As Ouzts turned and started to edge away, Gagnon recalls, "I heard a loud shot coming out of there, bang! Glass came out and landed on the front porch. We figured it was a warning shot, so we ran up toward the little church [across the way]. By that time, a lot of law-enforcement people had come. We learned after a few minutes that Constable Ouzts was laying in the yard, dead.
"It was frightening, unbelievable. The rest of the day was like that, too. You kept thinking, 'Is this really happening?' "
It was. Before long, sleepy Abbeville was wide awake to the sounds of wailing sirens, flying rumors, chopping helicopter blades, and even the roar of an armored vehicle brought in by the State Law Enforcement Division (SLED). The longest, nastiest militia standoff anybody can remember in upstate South Carolina was underway, with Deputy Wilson still inside the house — maybe alive, maybe dead.
Beirut in Abbeville
When SLED Chief Robert Stewart helicoptered in from Columbia to take charge of the hundreds of officers now surrounding the Bixbys' house, he knew he had a "real dilemma" on his hands. The uncertainty about Deputy Wilson made it impossible to storm the house with force.
Making matters even more intractable, Rita Bixby had announced in her morning phone calls that she was holed up in Steven's apartment — along with enough ammunition to mow down the residents of Abbeville Arms, if the cops dared to mess with her son or her husband.
"This thing had been planned all the way," Stewart says, and Arthur and Steven were not going to muck things up by negotiating with the enemy. Throughout the morning and afternoon, police enlisted Craig Gagnon to try and get them talking. He crouched in a squad car out front and talked through the P.A. as a psychiatrist from the state whispered helpful hints in his ear, to no avail.
"We tried all day," Stewart says. "But they wouldn't talk to us. The first thing we heard from them was a gunshot."
That was several nerve-racking hours later, after a state negotiator coaxed Rita Bixby out of Steven's apartment around sunset. As dusk settled in, officers used their armored vehicle to ram through the Bixbys' front porch and door. One of the state's robots was sent through the gash, loaded with surveillance cameras and tear gas, and fed back video of Deputy Wilson, hands cuffed behind his back, blood everywhere.

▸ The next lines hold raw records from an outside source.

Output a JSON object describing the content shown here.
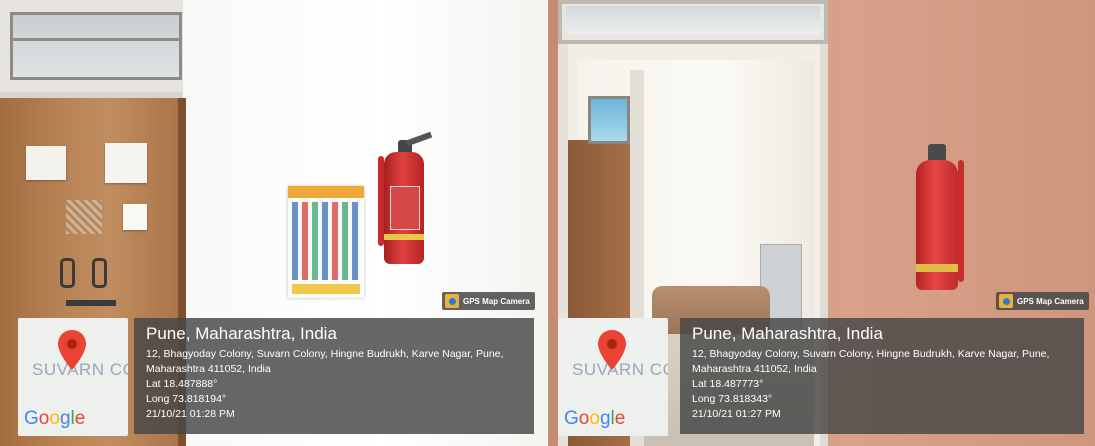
{
  "panels": [
    {
      "badge": "GPS Map Camera",
      "title": "Pune, Maharashtra, India",
      "address": "12, Bhagyoday Colony, Suvarn Colony, Hingne Budrukh, Karve Nagar, Pune, Maharashtra 411052, India",
      "lat": "Lat 18.487888°",
      "long": "Long 73.818194°",
      "datetime": "21/10/21 01:28 PM",
      "map_label": "SUVARN COL",
      "map_logo": "Google"
    },
    {
      "badge": "GPS Map Camera",
      "title": "Pune, Maharashtra, India",
      "address": "12, Bhagyoday Colony, Suvarn Colony, Hingne Budrukh, Karve Nagar, Pune, Maharashtra 411052, India",
      "lat": "Lat 18.487773°",
      "long": "Long 73.818343°",
      "datetime": "21/10/21 01:27 PM",
      "map_label": "SUVARN COL",
      "map_logo": "Google"
    }
  ],
  "colors": {
    "wall_left": "#f7f7f4",
    "door_wood": "#b07a4d",
    "wall_right": "#d49c85",
    "extinguisher": "#d93434",
    "pin": "#ea4335"
  }
}
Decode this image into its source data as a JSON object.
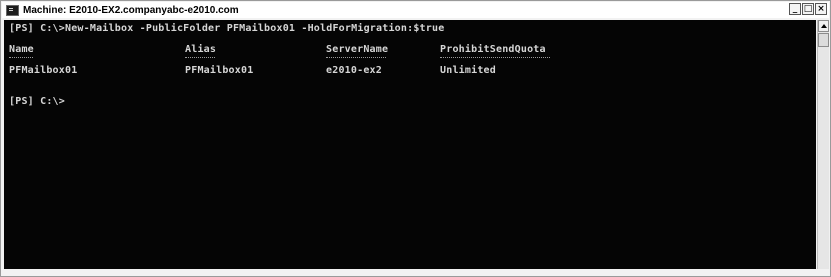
{
  "window": {
    "title": "Machine: E2010-EX2.companyabc-e2010.com",
    "controls": {
      "minimize": "_",
      "maximize": "□",
      "close": "×"
    }
  },
  "console": {
    "command_line": "[PS] C:\\>New-Mailbox -PublicFolder PFMailbox01 -HoldForMigration:$true",
    "headers": {
      "name": "Name",
      "alias": "Alias",
      "server": "ServerName",
      "quota": "ProhibitSendQuota"
    },
    "row": {
      "name": "PFMailbox01",
      "alias": "PFMailbox01",
      "server": "e2010-ex2",
      "quota": "Unlimited"
    },
    "prompt": "[PS] C:\\>"
  },
  "colors": {
    "console_background": "#050505",
    "console_text": "#d6d6d6"
  },
  "icons": {
    "window_icon": "powershell-console-icon",
    "scroll_up": "scroll-up-arrow-icon"
  }
}
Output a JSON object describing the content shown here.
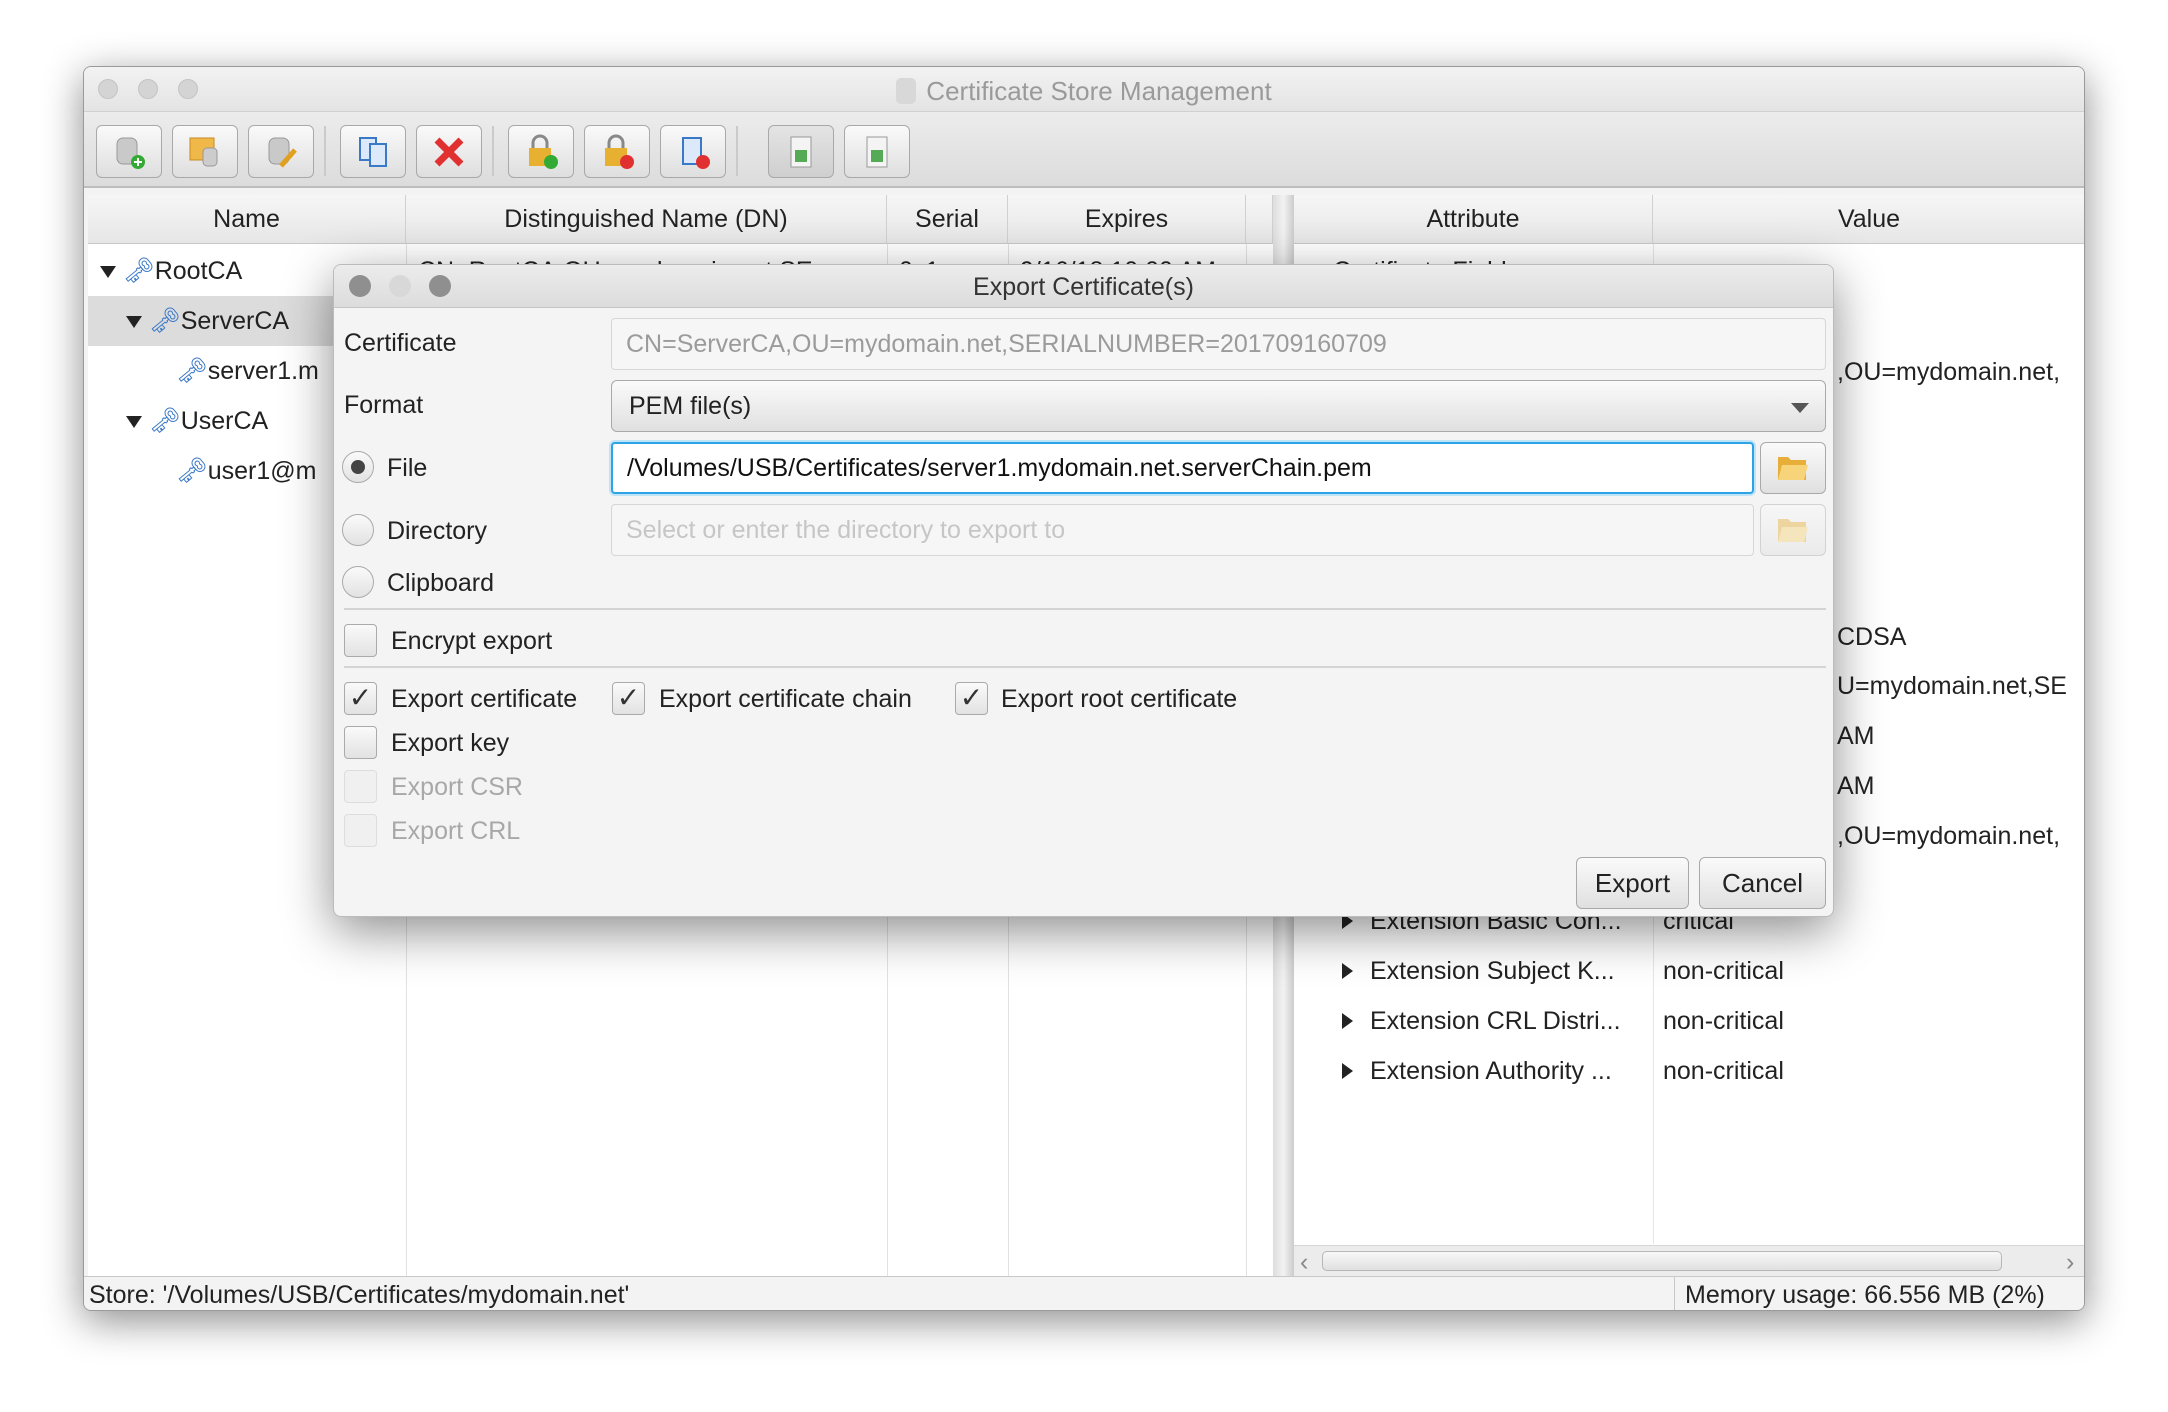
{
  "window": {
    "title": "Certificate Store Management"
  },
  "toolbar": {
    "buttons": [
      {
        "name": "new-store-icon"
      },
      {
        "name": "open-store-icon"
      },
      {
        "name": "edit-store-icon"
      },
      {
        "name": "copy-icon"
      },
      {
        "name": "delete-icon"
      },
      {
        "name": "lock-add-icon"
      },
      {
        "name": "lock-remove-icon"
      },
      {
        "name": "certificate-remove-icon"
      },
      {
        "name": "import-icon"
      },
      {
        "name": "export-icon"
      }
    ]
  },
  "table": {
    "headers": {
      "name": "Name",
      "dn": "Distinguished Name (DN)",
      "serial": "Serial",
      "expires": "Expires"
    },
    "rows": [
      {
        "name": "RootCA",
        "dn": "CN=RootCA,OU=mydomain.net,SE",
        "serial": "0x1",
        "expires": "9/16/18 10:00 AM"
      },
      {
        "name": "ServerCA"
      },
      {
        "name": "server1.m"
      },
      {
        "name": "UserCA"
      },
      {
        "name": "user1@m"
      }
    ]
  },
  "details": {
    "headers": {
      "attribute": "Attribute",
      "value": "Value"
    },
    "first_row": "Certificate Fields",
    "value_fragments": [
      ",OU=mydomain.net,",
      "CDSA",
      "U=mydomain.net,SE",
      "AM",
      "AM",
      ",OU=mydomain.net,"
    ],
    "rows": [
      {
        "attribute": "Extension Basic Con...",
        "value": "critical"
      },
      {
        "attribute": "Extension Subject K...",
        "value": "non-critical"
      },
      {
        "attribute": "Extension CRL Distri...",
        "value": "non-critical"
      },
      {
        "attribute": "Extension Authority ...",
        "value": "non-critical"
      }
    ]
  },
  "status": {
    "store": "Store: '/Volumes/USB/Certificates/mydomain.net'",
    "memory": "Memory usage: 66.556 MB (2%)"
  },
  "dialog": {
    "title": "Export Certificate(s)",
    "certificate_label": "Certificate",
    "certificate_value": "CN=ServerCA,OU=mydomain.net,SERIALNUMBER=201709160709",
    "format_label": "Format",
    "format_value": "PEM file(s)",
    "file_label": "File",
    "file_value": "/Volumes/USB/Certificates/server1.mydomain.net.serverChain.pem",
    "directory_label": "Directory",
    "directory_placeholder": "Select or enter the directory to export to",
    "clipboard_label": "Clipboard",
    "selected_destination": "File",
    "encrypt_label": "Encrypt export",
    "encrypt_checked": false,
    "export_certificate": "Export certificate",
    "export_certificate_checked": true,
    "export_chain": "Export certificate chain",
    "export_chain_checked": true,
    "export_root": "Export root certificate",
    "export_root_checked": true,
    "export_key": "Export key",
    "export_key_checked": false,
    "export_csr": "Export CSR",
    "export_crl": "Export CRL",
    "export_button": "Export",
    "cancel_button": "Cancel"
  }
}
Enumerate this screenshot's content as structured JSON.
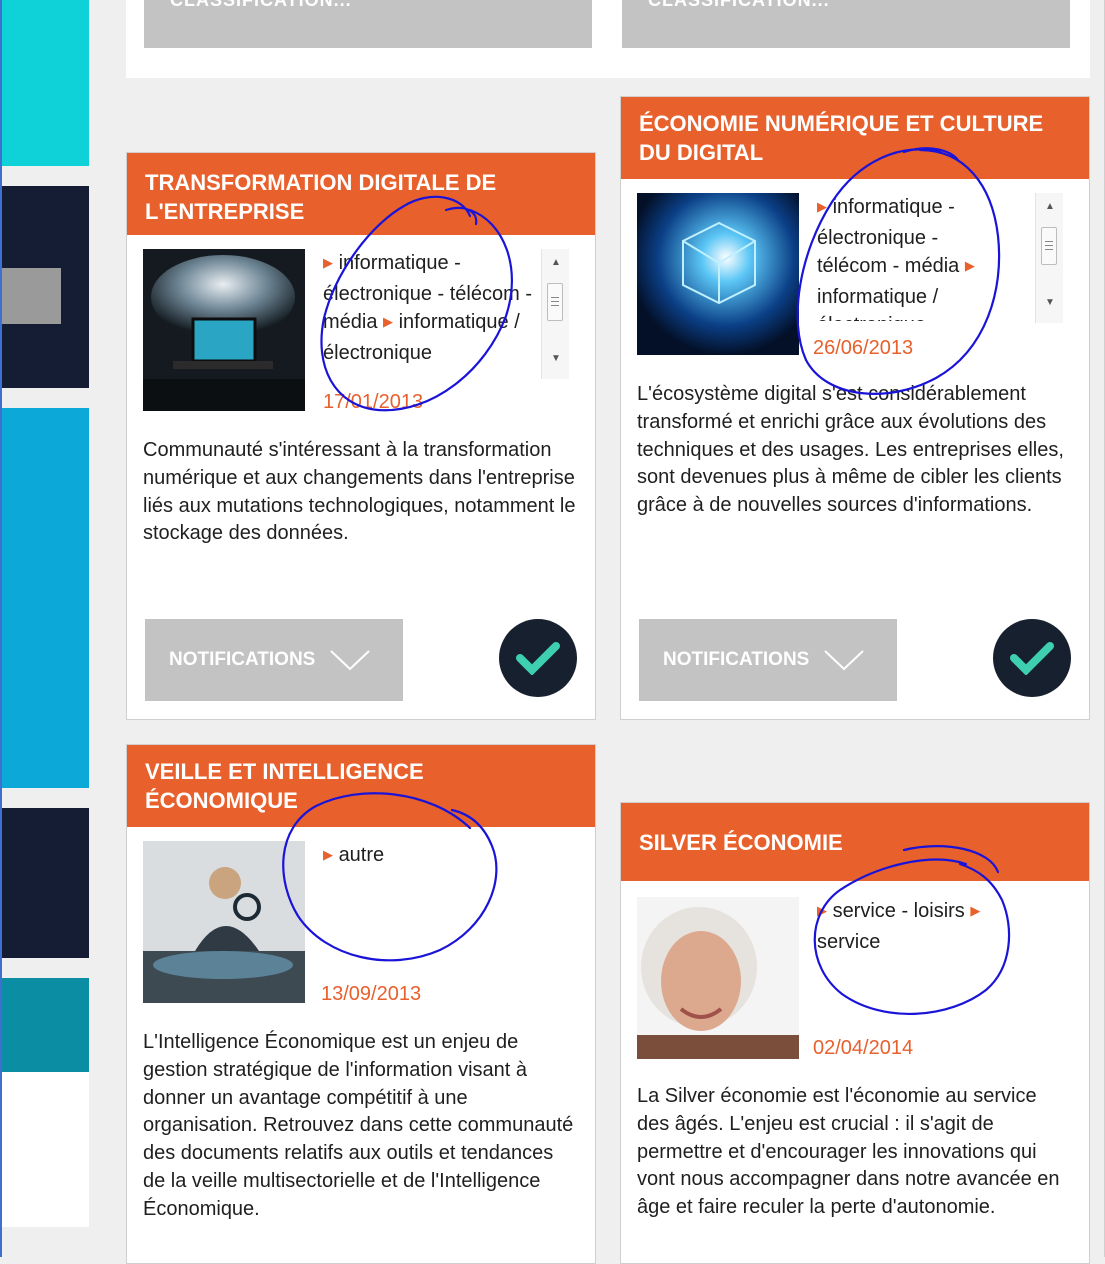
{
  "colors": {
    "accent": "#e8602c",
    "button_gray": "#c3c3c3",
    "check_bg": "#17202e",
    "check_mark": "#3ecfb0",
    "annotation_ink": "#1a14d8"
  },
  "top_buttons": [
    {
      "label": "CLASSIFICATION..."
    },
    {
      "label": "CLASSIFICATION..."
    }
  ],
  "cards": [
    {
      "title": "TRANSFORMATION DIGITALE DE L'ENTREPRISE",
      "image_icon": "digital-transformation-image",
      "tags_text": "informatique - électronique - télécom - média",
      "tags_text2": "informatique / électronique",
      "date": "17/01/2013",
      "description": "Communauté s'intéressant à la transformation numérique et aux changements dans l'entreprise liés aux mutations technologiques, notamment le stockage des données.",
      "notifications_label": "NOTIFICATIONS"
    },
    {
      "title": "ÉCONOMIE NUMÉRIQUE ET CULTURE DU DIGITAL",
      "image_icon": "digital-cube-image",
      "tags_text": "informatique - électronique - télécom - média",
      "tags_text2": "informatique / électronique",
      "date": "26/06/2013",
      "description": "L'écosystème digital s'est considérablement transformé et enrichi grâce aux évolutions des techniques et des usages. Les entreprises elles, sont devenues plus à même de cibler les clients grâce à de nouvelles sources d'informations.",
      "notifications_label": "NOTIFICATIONS"
    },
    {
      "title": "VEILLE ET INTELLIGENCE ÉCONOMIQUE",
      "image_icon": "magnifier-businessman-image",
      "tags_text": "autre",
      "date": "13/09/2013",
      "description": "L'Intelligence Économique est un enjeu de gestion stratégique de l'information visant à donner un avantage compétitif à une organisation. Retrouvez dans cette communauté des documents relatifs aux outils et tendances de la veille multisectorielle et de l'Intelligence Économique."
    },
    {
      "title": "SILVER ÉCONOMIE",
      "image_icon": "senior-woman-image",
      "tags_text": "service - loisirs",
      "tags_text2": "service",
      "date": "02/04/2014",
      "description": "La Silver économie est l'économie au service des âgés. L'enjeu est crucial : il s'agit de permettre et d'encourager les innovations qui vont nous accompagner dans notre avancée en âge et faire reculer la perte d'autonomie."
    }
  ]
}
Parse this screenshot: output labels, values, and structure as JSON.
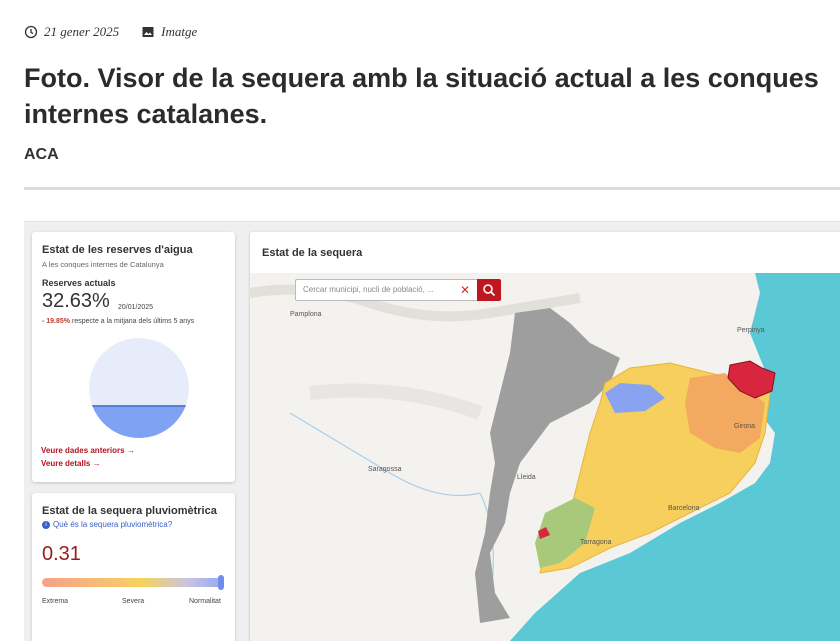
{
  "meta": {
    "date": "21 gener 2025",
    "type": "Imatge"
  },
  "article": {
    "title": "Foto. Visor de la sequera amb la situació actual a les conques internes catalanes.",
    "author": "ACA"
  },
  "reserves": {
    "title": "Estat de les reserves d'aigua",
    "subtitle": "A les conques internes de Catalunya",
    "label": "Reserves actuals",
    "value": "32.63%",
    "date": "20/01/2025",
    "delta": "- 19.85%",
    "delta_text": "respecte a la mitjana dels últims 5 anys",
    "fill_fraction": 0.3263,
    "link_previous": "Veure dades anteriors",
    "link_details": "Veure detalls"
  },
  "pluvio": {
    "title": "Estat de la sequera pluviomètrica",
    "info_link": "Què és la sequera pluviomètrica?",
    "value": "0.31",
    "scale_labels": [
      "Extrema",
      "Severa",
      "Normalitat"
    ]
  },
  "map": {
    "title": "Estat de la sequera",
    "search_placeholder": "Cercar municipi, nucli de població, ...",
    "places": [
      "Pamplona",
      "Perpinya",
      "Saragossa",
      "Lleida",
      "Girona",
      "Barcelona",
      "Tarragona"
    ]
  },
  "colors": {
    "alert_red": "#d7263d",
    "emergency_orange": "#f4a460",
    "exceptional_yellow": "#f6cf5c",
    "normal_green": "#a8c97a",
    "prealert_blue": "#8aa3f0",
    "sea": "#5bc8d6",
    "grey_outside": "#9e9e9e"
  }
}
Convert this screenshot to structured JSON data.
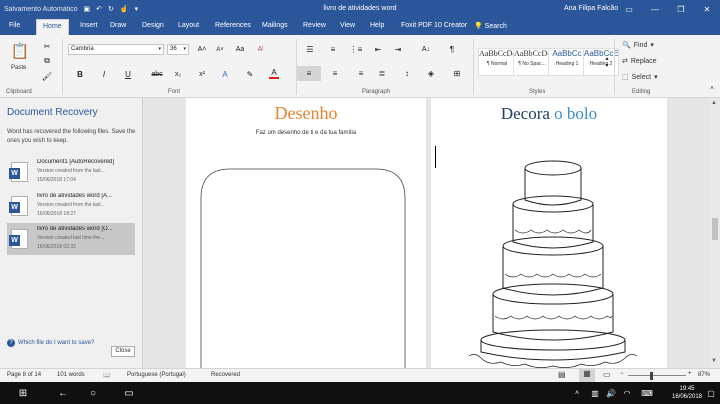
{
  "title_bar": {
    "autosave": "Salvamento Automático",
    "doc_title": "livro de atividades word",
    "user": "Ana Filipa Falcão"
  },
  "tabs": [
    "File",
    "Home",
    "Insert",
    "Draw",
    "Design",
    "Layout",
    "References",
    "Mailings",
    "Review",
    "View",
    "Help",
    "Foxit PDF 10 Creator",
    "Search"
  ],
  "ribbon": {
    "clipboard": {
      "paste": "Paste",
      "label": "Clipboard"
    },
    "font": {
      "name": "Cambria",
      "size": "36",
      "label": "Font"
    },
    "paragraph": {
      "label": "Paragraph"
    },
    "styles": {
      "items": [
        {
          "sample": "AaBbCcDc",
          "name": "¶ Normal"
        },
        {
          "sample": "AaBbCcDc",
          "name": "¶ No Spac..."
        },
        {
          "sample": "AaBbCc",
          "name": "Heading 1"
        },
        {
          "sample": "AaBbCcE",
          "name": "Heading 2"
        }
      ],
      "label": "Styles"
    },
    "editing": {
      "find": "Find",
      "replace": "Replace",
      "select": "Select",
      "label": "Editing"
    }
  },
  "recovery": {
    "title": "Document Recovery",
    "description": "Word has recovered the following files. Save the ones you wish to keep.",
    "files": [
      {
        "name": "Document1 [AutoRecovered]",
        "line1": "Version created from the last...",
        "date": "15/06/2018 17:04"
      },
      {
        "name": "livro de atividades word [A...",
        "line1": "Version created from the last...",
        "date": "16/06/2018 18:27"
      },
      {
        "name": "livro de atividades word [O...",
        "line1": "Version created last time the...",
        "date": "16/06/2018 02:32"
      }
    ],
    "help_link": "Which file do I want to save?",
    "close": "Close"
  },
  "page_left": {
    "heading": "Desenho",
    "instruction": "Faz um desenho de ti e da tua família"
  },
  "page_right": {
    "heading_part1": "Decora",
    "heading_part2": "o bolo"
  },
  "status": {
    "page": "Page 8 of 14",
    "words": "101 words",
    "language": "Portuguese (Portugal)",
    "state": "Recovered",
    "zoom": "87%"
  },
  "taskbar": {
    "time": "19:45",
    "date": "16/06/2018"
  },
  "colors": {
    "accent": "#2b579a",
    "desenho": "#e8832e",
    "decora": "#1e3f66",
    "obolo": "#3a8fd0",
    "font_color_bar": "#e01c1c"
  }
}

Then a propane tank, jostled either by the battering ram or the robot, caught fire. Ten officers, Chief Stewart among them, grabbed fire extinguishers and doused the blaze while a SWAT team darted inside the house and pulled out Wilson, who was now declared dead.
No shots had been fired during the rescue. "We figured the people inside must have been dead if they didn't take aim at us," Stewart says. "But apparently they just didn't want the house to burn up with them in it." Just as Stewart and his fellow firefighters retreated to the armored tank, the Bixbys broke the ceasefire with a massive explosion of gunfire.
What ensued was "probably more than I've ever experienced in 30 years" as an officer, Stewart says. "They'd shoot at us two times with that 7mm mag, which sounds like a cannon going off," Stewart says, "and we'd have to shoot back 100 times just to get 'em to stop."
Officers kept running out of ammunition and calling for resupply, which was another tricky proposition. "We'd have to lay down cover fire," Stewart says, "so the resupply people wouldn't get hit."
A mile and a quarter up the road, says bed and breakfast owner Karen Berney, "You could hear it loud and clear, starting and stopping, starting and stopping, sounding like Beirut."
Around 10 p.m., about three hours into the gun battle, officers heard a voice calling from the tear-gassed, bullet-filled house. It was Steven Bixby, miraculously unhurt and ready to surrender. After he'd been secured, a robot was sent inside to find Arthur. Spotted in a back bedroom, he "indicated through the robot that he was injured," Stewart says. Thirteen hours after Deputy Wilson knocked on the Bixbys' front door, it was finally over.
And now the shock could fully set in.